__TASK BRIEF__
Copy each line of the listing where the word "image" can be found.

__ENTRIES SHOWN__
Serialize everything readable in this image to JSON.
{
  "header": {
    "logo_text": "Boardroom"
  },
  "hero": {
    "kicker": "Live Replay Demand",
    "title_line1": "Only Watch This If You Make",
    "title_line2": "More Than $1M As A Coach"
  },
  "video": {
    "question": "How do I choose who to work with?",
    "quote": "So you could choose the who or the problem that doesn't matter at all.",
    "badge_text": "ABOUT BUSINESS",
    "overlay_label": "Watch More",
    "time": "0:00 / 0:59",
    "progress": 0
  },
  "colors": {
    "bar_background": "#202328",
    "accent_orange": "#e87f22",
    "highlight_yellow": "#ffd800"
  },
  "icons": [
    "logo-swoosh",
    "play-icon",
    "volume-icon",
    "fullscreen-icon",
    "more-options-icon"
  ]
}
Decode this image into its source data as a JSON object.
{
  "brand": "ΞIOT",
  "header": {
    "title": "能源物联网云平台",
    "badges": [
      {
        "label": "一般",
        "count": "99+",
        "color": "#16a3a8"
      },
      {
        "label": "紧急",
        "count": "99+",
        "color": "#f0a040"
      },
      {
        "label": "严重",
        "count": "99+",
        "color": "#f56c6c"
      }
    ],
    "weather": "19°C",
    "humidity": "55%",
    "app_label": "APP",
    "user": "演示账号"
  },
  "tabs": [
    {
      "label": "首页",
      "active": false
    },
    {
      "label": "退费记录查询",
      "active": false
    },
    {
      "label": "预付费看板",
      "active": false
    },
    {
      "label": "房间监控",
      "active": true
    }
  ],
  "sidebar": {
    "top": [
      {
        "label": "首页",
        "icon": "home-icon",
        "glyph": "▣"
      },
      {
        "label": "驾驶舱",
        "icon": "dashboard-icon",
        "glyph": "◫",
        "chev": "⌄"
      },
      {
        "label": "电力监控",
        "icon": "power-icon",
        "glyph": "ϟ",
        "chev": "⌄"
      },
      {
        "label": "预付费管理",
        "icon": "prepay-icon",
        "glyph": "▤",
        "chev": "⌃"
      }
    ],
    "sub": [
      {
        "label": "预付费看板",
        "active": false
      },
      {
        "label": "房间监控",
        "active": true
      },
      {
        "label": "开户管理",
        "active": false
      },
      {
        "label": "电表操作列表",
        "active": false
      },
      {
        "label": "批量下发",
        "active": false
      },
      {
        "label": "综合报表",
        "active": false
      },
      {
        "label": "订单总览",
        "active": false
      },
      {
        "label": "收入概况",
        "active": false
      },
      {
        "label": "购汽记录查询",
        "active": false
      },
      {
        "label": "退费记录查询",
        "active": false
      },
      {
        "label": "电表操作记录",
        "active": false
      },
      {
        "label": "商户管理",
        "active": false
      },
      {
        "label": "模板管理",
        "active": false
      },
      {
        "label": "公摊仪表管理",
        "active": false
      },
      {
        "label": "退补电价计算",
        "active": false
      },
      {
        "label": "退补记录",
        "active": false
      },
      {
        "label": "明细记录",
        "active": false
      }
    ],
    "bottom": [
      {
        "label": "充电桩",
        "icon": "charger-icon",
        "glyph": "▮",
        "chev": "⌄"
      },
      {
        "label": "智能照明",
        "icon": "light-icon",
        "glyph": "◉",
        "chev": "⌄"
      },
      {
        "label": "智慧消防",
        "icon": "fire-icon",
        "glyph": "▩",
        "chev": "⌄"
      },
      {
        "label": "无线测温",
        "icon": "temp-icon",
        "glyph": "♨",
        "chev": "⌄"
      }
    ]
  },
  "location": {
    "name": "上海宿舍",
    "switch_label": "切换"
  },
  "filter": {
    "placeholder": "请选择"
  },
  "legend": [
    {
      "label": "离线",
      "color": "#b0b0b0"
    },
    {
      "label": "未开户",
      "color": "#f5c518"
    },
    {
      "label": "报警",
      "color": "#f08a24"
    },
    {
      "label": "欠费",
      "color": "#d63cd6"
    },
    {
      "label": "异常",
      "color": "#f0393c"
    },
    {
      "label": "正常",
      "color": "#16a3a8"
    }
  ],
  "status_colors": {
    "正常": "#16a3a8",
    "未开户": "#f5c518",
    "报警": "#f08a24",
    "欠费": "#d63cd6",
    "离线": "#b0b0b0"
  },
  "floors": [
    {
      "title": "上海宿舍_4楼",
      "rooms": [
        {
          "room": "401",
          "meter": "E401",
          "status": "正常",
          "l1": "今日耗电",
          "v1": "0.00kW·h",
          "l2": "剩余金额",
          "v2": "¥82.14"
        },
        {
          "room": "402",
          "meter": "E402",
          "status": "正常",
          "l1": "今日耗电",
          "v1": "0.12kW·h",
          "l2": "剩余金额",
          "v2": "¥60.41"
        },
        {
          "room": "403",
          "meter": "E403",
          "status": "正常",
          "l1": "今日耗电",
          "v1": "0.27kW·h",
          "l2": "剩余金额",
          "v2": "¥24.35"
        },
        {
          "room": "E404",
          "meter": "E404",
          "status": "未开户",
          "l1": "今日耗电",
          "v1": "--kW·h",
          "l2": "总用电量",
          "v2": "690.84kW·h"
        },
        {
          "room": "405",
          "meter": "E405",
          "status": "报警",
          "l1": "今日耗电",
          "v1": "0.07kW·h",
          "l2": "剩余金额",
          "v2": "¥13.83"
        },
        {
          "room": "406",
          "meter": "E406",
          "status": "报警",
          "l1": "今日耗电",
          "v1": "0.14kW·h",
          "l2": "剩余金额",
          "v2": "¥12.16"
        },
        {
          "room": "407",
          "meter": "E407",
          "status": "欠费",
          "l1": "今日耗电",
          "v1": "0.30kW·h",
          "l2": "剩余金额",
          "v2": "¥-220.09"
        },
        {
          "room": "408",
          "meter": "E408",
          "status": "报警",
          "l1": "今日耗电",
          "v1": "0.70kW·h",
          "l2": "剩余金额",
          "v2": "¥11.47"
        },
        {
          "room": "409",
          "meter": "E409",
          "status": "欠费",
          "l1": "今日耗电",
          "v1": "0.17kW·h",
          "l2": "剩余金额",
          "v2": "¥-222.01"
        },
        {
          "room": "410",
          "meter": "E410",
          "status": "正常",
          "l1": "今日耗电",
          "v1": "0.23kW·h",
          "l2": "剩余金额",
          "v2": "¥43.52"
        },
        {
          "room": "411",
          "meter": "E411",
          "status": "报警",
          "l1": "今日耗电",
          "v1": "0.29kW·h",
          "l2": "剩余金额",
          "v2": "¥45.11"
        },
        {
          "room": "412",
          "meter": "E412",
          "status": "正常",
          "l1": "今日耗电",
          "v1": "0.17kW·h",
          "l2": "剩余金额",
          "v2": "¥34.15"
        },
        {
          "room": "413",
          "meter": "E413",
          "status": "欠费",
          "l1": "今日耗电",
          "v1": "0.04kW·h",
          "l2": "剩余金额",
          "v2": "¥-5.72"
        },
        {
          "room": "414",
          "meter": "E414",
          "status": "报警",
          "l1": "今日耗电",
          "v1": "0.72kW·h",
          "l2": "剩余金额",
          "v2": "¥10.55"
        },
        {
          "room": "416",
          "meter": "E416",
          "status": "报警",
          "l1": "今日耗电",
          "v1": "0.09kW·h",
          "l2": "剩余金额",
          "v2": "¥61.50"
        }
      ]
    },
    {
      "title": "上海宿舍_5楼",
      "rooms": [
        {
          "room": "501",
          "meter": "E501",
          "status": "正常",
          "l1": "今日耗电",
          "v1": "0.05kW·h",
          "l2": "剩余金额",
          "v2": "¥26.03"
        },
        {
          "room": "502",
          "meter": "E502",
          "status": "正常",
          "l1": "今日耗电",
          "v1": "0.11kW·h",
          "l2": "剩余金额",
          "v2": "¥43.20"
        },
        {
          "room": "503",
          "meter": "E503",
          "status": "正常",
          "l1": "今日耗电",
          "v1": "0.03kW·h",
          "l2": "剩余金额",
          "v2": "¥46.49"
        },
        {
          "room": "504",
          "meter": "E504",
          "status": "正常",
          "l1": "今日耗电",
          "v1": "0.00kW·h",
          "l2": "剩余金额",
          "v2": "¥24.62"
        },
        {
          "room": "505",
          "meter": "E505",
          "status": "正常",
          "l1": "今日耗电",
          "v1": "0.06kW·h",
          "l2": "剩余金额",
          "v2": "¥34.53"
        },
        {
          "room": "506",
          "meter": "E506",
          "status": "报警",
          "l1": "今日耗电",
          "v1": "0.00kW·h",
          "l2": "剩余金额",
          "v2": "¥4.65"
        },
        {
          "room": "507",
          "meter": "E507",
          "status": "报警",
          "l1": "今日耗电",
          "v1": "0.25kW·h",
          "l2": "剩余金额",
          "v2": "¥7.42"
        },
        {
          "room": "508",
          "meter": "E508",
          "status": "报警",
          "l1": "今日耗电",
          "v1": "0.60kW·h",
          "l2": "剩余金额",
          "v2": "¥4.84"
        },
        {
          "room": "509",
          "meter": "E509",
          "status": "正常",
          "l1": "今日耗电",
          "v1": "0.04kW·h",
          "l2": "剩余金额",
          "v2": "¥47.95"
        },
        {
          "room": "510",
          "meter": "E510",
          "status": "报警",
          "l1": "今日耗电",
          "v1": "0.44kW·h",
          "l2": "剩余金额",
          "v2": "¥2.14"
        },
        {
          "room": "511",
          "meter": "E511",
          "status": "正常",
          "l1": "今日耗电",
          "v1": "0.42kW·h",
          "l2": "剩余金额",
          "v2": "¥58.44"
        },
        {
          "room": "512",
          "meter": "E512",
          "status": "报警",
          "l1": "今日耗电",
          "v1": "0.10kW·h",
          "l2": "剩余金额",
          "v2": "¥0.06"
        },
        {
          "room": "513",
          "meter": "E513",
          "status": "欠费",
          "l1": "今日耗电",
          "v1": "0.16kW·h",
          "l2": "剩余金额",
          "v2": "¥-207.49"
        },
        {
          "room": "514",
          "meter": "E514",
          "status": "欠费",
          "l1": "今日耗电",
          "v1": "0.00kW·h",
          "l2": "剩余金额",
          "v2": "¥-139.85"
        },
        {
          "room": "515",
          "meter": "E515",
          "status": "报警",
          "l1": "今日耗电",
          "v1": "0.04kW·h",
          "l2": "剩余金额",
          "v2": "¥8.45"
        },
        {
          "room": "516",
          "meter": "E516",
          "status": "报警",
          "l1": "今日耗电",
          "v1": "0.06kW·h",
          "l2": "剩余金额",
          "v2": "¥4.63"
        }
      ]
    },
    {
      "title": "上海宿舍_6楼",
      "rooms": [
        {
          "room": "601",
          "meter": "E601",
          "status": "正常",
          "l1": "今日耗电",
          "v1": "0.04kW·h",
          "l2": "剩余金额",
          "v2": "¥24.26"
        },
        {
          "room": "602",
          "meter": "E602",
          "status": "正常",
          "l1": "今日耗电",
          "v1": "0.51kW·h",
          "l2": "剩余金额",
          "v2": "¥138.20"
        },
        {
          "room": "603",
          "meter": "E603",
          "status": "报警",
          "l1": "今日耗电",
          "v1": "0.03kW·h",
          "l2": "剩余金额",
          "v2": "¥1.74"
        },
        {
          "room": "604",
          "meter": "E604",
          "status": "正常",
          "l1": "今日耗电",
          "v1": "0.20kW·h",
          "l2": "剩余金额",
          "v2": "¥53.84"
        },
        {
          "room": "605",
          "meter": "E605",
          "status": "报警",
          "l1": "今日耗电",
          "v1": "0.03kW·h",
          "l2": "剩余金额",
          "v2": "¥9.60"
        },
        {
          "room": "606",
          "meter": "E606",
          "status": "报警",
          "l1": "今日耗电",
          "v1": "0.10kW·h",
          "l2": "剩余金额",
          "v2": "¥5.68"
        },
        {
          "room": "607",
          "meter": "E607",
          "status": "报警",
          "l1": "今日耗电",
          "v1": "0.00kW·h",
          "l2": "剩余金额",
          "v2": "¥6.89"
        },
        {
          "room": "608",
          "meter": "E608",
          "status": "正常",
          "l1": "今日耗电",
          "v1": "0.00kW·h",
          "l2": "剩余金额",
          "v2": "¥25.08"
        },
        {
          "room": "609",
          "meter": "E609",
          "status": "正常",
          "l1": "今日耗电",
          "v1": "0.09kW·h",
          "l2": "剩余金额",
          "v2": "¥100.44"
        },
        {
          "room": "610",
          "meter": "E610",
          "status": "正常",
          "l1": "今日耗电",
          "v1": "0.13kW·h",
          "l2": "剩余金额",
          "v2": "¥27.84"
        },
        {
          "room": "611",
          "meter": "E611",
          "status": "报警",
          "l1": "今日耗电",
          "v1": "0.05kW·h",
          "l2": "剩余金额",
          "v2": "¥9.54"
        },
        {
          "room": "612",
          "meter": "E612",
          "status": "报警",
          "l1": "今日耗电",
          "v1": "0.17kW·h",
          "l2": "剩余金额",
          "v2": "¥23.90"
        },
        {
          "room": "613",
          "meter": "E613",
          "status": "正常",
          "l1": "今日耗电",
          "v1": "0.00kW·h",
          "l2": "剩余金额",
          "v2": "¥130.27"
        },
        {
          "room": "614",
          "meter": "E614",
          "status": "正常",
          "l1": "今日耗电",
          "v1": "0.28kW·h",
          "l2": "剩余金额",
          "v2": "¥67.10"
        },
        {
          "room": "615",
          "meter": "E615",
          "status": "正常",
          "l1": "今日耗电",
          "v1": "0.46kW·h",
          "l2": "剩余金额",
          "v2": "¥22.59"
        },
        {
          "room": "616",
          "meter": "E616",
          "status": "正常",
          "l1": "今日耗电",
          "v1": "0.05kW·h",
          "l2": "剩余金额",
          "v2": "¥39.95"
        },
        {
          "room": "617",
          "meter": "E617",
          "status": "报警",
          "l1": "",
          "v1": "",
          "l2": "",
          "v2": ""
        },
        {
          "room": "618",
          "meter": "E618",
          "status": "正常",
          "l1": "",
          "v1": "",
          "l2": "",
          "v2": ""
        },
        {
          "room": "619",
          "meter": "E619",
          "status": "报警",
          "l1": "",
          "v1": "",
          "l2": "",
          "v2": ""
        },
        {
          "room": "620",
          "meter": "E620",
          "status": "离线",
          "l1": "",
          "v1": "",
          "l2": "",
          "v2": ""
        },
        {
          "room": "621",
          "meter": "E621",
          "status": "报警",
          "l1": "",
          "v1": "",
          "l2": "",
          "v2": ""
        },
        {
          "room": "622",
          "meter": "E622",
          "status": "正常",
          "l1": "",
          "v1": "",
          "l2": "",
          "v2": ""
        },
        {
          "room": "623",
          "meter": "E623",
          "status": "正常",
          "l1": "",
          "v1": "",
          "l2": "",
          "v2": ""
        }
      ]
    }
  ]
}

__SOLUTION TO THE PROBLEM__
Serialize everything readable in this image to JSON.
Decode this image into its source data as a JSON object.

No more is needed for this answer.